**TASK**
Your response should be the complete set of records, reproduced exactly.

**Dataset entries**
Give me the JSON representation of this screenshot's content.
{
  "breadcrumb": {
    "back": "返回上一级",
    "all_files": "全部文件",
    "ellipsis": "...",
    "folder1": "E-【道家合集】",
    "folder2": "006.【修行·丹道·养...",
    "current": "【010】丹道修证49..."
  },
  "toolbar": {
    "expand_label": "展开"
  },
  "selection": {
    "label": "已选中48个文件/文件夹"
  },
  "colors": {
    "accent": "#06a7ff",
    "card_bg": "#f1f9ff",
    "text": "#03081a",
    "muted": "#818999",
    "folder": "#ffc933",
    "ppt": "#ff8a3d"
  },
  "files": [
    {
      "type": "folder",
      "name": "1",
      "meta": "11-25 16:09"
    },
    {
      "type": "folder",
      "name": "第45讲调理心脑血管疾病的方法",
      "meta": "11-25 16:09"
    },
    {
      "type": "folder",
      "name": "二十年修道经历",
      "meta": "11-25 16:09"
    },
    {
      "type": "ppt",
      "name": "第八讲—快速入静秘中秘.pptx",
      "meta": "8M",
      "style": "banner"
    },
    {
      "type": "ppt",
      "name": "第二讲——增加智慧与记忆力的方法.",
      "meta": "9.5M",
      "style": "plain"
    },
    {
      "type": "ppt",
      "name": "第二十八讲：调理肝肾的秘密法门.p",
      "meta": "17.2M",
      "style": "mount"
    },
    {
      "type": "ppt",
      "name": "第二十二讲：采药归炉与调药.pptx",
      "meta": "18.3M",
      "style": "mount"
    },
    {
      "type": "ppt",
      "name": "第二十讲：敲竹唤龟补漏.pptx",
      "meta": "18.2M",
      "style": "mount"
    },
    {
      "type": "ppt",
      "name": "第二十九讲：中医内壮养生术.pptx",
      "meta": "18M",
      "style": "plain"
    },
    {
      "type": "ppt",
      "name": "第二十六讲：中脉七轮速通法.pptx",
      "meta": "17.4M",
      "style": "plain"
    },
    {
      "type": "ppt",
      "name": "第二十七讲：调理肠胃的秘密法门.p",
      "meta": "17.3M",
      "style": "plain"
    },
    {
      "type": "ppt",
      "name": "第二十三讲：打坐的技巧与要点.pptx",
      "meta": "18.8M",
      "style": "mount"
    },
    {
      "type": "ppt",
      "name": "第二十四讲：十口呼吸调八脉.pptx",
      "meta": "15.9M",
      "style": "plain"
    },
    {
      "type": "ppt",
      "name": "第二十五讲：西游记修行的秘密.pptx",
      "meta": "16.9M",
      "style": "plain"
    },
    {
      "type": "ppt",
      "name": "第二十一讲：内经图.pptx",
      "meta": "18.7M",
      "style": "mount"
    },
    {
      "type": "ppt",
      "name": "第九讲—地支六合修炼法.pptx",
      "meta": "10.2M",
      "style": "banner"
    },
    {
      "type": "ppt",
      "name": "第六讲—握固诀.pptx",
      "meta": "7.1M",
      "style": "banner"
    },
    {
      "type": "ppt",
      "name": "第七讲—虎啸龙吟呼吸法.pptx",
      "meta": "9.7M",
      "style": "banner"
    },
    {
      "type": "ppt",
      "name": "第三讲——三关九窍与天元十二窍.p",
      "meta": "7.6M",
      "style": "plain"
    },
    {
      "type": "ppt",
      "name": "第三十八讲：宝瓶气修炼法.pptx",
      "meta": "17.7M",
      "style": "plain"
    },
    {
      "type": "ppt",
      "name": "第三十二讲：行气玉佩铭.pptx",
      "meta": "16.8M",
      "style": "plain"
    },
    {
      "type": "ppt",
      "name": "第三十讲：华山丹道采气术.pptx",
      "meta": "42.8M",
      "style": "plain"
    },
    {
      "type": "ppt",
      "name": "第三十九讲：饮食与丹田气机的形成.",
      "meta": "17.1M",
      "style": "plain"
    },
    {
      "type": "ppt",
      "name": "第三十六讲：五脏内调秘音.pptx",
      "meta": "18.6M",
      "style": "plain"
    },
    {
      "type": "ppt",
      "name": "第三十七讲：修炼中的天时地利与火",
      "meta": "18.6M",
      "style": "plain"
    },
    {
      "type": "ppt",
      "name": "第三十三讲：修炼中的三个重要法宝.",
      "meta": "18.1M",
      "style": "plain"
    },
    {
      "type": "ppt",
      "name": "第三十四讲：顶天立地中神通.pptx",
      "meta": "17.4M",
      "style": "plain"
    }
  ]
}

**ANSWER BELOW**
Give me the JSON representation of this screenshot's content.
{
  "breadcrumb": {
    "back": "返回上一级",
    "all_files": "全部文件",
    "ellipsis": "...",
    "folder1": "E-【道家合集】",
    "folder2": "006.【修行·丹道·养...",
    "current": "【010】丹道修证49..."
  },
  "toolbar": {
    "expand_label": "展开"
  },
  "selection": {
    "label": "已选中48个文件/文件夹"
  },
  "colors": {
    "accent": "#06a7ff",
    "card_bg": "#f1f9ff",
    "text": "#03081a",
    "muted": "#818999",
    "folder": "#ffc933",
    "ppt": "#ff8a3d"
  },
  "files": [
    {
      "type": "folder",
      "name": "1",
      "meta": "11-25 16:09"
    },
    {
      "type": "folder",
      "name": "第45讲调理心脑血管疾病的方法",
      "meta": "11-25 16:09"
    },
    {
      "type": "folder",
      "name": "二十年修道经历",
      "meta": "11-25 16:09"
    },
    {
      "type": "ppt",
      "name": "第八讲—快速入静秘中秘.pptx",
      "meta": "8M",
      "style": "banner"
    },
    {
      "type": "ppt",
      "name": "第二讲——增加智慧与记忆力的方法.",
      "meta": "9.5M",
      "style": "plain"
    },
    {
      "type": "ppt",
      "name": "第二十八讲：调理肝肾的秘密法门.p",
      "meta": "17.2M",
      "style": "mount"
    },
    {
      "type": "ppt",
      "name": "第二十二讲：采药归炉与调药.pptx",
      "meta": "18.3M",
      "style": "mount"
    },
    {
      "type": "ppt",
      "name": "第二十讲：敲竹唤龟补漏.pptx",
      "meta": "18.2M",
      "style": "mount"
    },
    {
      "type": "ppt",
      "name": "第二十九讲：中医内壮养生术.pptx",
      "meta": "18M",
      "style": "plain"
    },
    {
      "type": "ppt",
      "name": "第二十六讲：中脉七轮速通法.pptx",
      "meta": "17.4M",
      "style": "plain"
    },
    {
      "type": "ppt",
      "name": "第二十七讲：调理肠胃的秘密法门.p",
      "meta": "17.3M",
      "style": "plain"
    },
    {
      "type": "ppt",
      "name": "第二十三讲：打坐的技巧与要点.pptx",
      "meta": "18.8M",
      "style": "mount"
    },
    {
      "type": "ppt",
      "name": "第二十四讲：十口呼吸调八脉.pptx",
      "meta": "15.9M",
      "style": "plain"
    },
    {
      "type": "ppt",
      "name": "第二十五讲：西游记修行的秘密.pptx",
      "meta": "16.9M",
      "style": "plain"
    },
    {
      "type": "ppt",
      "name": "第二十一讲：内经图.pptx",
      "meta": "18.7M",
      "style": "mount"
    },
    {
      "type": "ppt",
      "name": "第九讲—地支六合修炼法.pptx",
      "meta": "10.2M",
      "style": "banner"
    },
    {
      "type": "ppt",
      "name": "第六讲—握固诀.pptx",
      "meta": "7.1M",
      "style": "banner"
    },
    {
      "type": "ppt",
      "name": "第七讲—虎啸龙吟呼吸法.pptx",
      "meta": "9.7M",
      "style": "banner"
    },
    {
      "type": "ppt",
      "name": "第三讲——三关九窍与天元十二窍.p",
      "meta": "7.6M",
      "style": "plain"
    },
    {
      "type": "ppt",
      "name": "第三十八讲：宝瓶气修炼法.pptx",
      "meta": "17.7M",
      "style": "plain"
    },
    {
      "type": "ppt",
      "name": "第三十二讲：行气玉佩铭.pptx",
      "meta": "16.8M",
      "style": "plain"
    },
    {
      "type": "ppt",
      "name": "第三十讲：华山丹道采气术.pptx",
      "meta": "42.8M",
      "style": "plain"
    },
    {
      "type": "ppt",
      "name": "第三十九讲：饮食与丹田气机的形成.",
      "meta": "17.1M",
      "style": "plain"
    },
    {
      "type": "ppt",
      "name": "第三十六讲：五脏内调秘音.pptx",
      "meta": "18.6M",
      "style": "plain"
    },
    {
      "type": "ppt",
      "name": "第三十七讲：修炼中的天时地利与火",
      "meta": "18.6M",
      "style": "plain"
    },
    {
      "type": "ppt",
      "name": "第三十三讲：修炼中的三个重要法宝.",
      "meta": "18.1M",
      "style": "plain"
    },
    {
      "type": "ppt",
      "name": "第三十四讲：顶天立地中神通.pptx",
      "meta": "17.4M",
      "style": "plain"
    }
  ]
}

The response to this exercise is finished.